Description

Metabolomics enables valuable information about the biochemical composition of foods to be rapidly obtained. Since the biochemical profile of food largely determines key food properties such as flavour and shelf life, the information gained using metabolomics-based methods will enable greater control of food quality and also help to determine the relationship between diet and health. Metabolomics in food and nutrition provides an overview of their current and potential use in the food industry.

Part one reviews equipment, methods and data interpretation in metabolomics including the use of nuclear magnetic resonance (NMR), statistical methods in metabolomics, and metabolic reconstruction databases and their application to metabolomics research. Part two explores applications of metabolomics in humans, plants and food. Chapters discuss metabolomics in nutrition, human samples for health assessments, and current methods for the analysis of human milk oligosaccharides (HMOs) and their novel applications. Further chapters highlight metabolomic analysis of plants and crops, metabolomics for the safety assessment of genetically modified (GM) crops, and applications of metabolomics in food science including food composition and quality, sensory and nutritional attributes.

With its distinguished editors and team of expert contributors, Metabolomics in food and nutrition is a technical resource for industrial researchers in the food and nutrition sectors interested in the potential of metabolomics methods and academics and postgraduate students working in the area.

Key Features

  • Provides an overview of the current and potential future use of metabolomics in the food industry
  • Chapters focus on key applications and review the analytical methods used and the bioinformatics techniques involved in processing the results
  • Discusses metabolomics in nutrition, human samples for health assessments, and current methods for the analysis of human milk oligosaccharides (HMOs) and their novel applications

Readership

Industrial researchers in the food and nutrition sectors interested in the potential of metabolomics methods

Table of Contents

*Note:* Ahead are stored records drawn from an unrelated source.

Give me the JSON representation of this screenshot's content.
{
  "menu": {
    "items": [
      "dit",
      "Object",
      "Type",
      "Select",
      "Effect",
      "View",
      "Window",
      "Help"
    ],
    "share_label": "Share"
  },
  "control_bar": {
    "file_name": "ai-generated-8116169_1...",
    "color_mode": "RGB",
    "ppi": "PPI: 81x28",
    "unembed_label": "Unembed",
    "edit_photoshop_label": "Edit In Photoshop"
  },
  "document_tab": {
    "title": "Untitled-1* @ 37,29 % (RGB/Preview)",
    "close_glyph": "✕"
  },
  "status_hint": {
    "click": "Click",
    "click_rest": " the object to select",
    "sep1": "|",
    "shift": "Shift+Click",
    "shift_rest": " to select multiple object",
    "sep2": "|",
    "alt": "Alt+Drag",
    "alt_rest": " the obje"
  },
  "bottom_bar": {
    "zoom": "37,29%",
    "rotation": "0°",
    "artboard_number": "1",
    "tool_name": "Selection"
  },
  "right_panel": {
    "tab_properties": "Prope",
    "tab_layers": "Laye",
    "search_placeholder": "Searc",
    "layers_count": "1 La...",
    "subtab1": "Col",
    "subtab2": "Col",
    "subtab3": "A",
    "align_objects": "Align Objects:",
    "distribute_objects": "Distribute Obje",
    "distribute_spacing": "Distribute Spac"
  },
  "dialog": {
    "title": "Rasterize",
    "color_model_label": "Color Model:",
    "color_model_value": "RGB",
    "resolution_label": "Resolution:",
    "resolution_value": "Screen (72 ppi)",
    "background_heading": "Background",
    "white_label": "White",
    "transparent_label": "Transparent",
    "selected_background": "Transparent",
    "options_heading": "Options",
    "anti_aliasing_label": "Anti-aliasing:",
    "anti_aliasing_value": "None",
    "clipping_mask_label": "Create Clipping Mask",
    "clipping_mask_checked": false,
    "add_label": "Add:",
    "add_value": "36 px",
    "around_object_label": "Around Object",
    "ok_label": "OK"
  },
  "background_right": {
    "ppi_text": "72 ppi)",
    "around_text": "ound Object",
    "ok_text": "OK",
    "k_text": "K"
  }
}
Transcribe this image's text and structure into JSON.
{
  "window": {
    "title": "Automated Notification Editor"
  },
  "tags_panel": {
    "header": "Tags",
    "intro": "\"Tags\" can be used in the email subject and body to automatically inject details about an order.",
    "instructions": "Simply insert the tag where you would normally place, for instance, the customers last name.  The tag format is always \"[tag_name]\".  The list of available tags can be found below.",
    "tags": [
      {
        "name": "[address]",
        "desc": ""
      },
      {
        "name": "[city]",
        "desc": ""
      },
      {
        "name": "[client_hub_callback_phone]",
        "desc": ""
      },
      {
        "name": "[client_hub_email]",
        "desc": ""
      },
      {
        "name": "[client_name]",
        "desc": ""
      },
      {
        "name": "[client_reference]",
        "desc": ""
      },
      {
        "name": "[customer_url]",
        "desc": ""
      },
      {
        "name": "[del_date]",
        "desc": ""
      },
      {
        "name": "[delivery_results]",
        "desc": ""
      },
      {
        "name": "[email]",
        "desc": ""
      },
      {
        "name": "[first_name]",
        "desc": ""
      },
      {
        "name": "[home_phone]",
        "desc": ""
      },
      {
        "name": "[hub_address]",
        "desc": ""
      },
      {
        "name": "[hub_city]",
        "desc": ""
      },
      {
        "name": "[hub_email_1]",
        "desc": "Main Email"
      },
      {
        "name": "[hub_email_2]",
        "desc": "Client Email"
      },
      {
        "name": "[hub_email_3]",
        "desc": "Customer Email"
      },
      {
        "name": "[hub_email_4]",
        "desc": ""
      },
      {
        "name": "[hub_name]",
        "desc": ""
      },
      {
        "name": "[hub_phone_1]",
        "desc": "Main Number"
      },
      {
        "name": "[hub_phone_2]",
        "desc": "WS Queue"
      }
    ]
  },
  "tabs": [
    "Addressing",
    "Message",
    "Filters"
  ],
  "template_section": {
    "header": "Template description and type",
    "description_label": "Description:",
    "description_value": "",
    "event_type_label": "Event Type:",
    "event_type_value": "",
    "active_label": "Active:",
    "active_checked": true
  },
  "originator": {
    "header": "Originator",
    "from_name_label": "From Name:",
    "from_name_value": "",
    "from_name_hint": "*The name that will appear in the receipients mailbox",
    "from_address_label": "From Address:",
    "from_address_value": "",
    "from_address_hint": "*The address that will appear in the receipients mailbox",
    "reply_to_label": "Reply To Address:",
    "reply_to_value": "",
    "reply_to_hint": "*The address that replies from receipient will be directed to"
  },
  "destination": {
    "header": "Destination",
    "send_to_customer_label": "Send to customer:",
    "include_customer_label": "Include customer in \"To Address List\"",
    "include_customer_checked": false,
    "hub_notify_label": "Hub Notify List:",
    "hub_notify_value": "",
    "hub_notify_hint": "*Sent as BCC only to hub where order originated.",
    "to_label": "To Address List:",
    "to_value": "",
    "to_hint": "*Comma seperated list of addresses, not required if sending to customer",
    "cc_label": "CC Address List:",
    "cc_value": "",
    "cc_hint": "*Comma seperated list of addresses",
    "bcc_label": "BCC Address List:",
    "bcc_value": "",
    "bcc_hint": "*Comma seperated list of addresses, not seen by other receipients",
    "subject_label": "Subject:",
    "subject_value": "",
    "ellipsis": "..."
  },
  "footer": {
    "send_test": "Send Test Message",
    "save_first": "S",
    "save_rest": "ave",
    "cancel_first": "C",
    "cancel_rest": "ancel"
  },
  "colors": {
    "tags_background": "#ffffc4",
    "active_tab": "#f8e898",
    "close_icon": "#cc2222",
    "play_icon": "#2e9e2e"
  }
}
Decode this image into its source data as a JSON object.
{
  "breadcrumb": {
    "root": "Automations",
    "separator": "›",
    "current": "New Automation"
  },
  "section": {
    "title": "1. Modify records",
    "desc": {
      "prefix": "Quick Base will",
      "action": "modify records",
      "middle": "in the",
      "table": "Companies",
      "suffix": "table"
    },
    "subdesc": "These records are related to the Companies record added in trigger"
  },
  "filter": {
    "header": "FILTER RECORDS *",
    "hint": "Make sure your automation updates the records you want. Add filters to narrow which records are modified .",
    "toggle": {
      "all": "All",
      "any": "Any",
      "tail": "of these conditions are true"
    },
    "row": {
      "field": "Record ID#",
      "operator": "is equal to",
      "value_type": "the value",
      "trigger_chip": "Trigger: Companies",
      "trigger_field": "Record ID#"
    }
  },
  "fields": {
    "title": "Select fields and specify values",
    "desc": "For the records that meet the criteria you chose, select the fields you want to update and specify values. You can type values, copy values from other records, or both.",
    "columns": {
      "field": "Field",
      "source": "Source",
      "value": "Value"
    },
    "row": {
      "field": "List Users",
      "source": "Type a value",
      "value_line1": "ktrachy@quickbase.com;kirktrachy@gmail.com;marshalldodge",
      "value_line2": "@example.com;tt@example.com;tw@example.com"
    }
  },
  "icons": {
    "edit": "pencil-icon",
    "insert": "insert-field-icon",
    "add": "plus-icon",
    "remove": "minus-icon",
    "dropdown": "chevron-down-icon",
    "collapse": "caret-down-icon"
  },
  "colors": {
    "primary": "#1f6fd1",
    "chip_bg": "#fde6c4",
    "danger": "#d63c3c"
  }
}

Contributor contact details

Woodhead Publishing Series in Food Science, Technology and Nutrition

Introduction

Part I: Equipment, methods and data interpretation in metabolomics

Chapter 1: Equipment and metabolite identification (ID) strategies for mass-based metabolomic analysis

Abstract:

1.1 Introduction

1.2 Liquid chromatography

1.3 Gas chromatography

1.4 Mass spectrometry technologies

1.5 Analytical systems

1.6 Compound identification (ID) approaches

1.7 Databases for tracking and interconnections

1.8 Future trends

1.9 Sources of further information and advice

1.10 Acknowledgments

1.11 References

Chapter 2: Metabolomics using nuclear magnetic resonance (NMR)

Abstract:

2.1 Introduction

2.2 Experimental design and preparation

2.3 Experimental process and analysis

2.4 Current applications and future trends

2.5 References

2.6 Appendix: abbreviations

Chapter 3: Statistical methods in metabolomics

Abstract:

3.1 Introduction

3.2 Exploratory/visual approaches

3.3 Inferential approaches

3.4 Multiple hypothesis testing

3.5 Ensemble learning approaches

3.6 Conclusion

3.7 References

3.8 Appendix: software packages used

Chapter 4: Metabolic reconstruction databases and their application to metabolomics research

Abstract:

4.1 Introduction

4.2 Overview of Pathway/Genome Database (PGDB) construction

4.3 Querying PGDBs

4.4 Metabolomics applications

4.5 Sources of further information and advice

4.6 Conclusion

4.7 Acknowledgments

4.8 References

Part II: Applications of metabolomics in humans, plants and food

Chapter 5: Human samples for health assessments

Abstract:

5.1 Introduction

5.2 Sample

Details

No. of pages:
264
Language:
English
Copyright:
© 2013
Published:
Imprint:
Woodhead Publishing
Electronic ISBN:
9780857098818
Print ISBN:
9781845695125

About the editors

Carolyn Slupsky

Carolyn M. Slupsky is an Associate Professor and Nutritionist at the Foods For Health Institute, University of California, Davis, USA.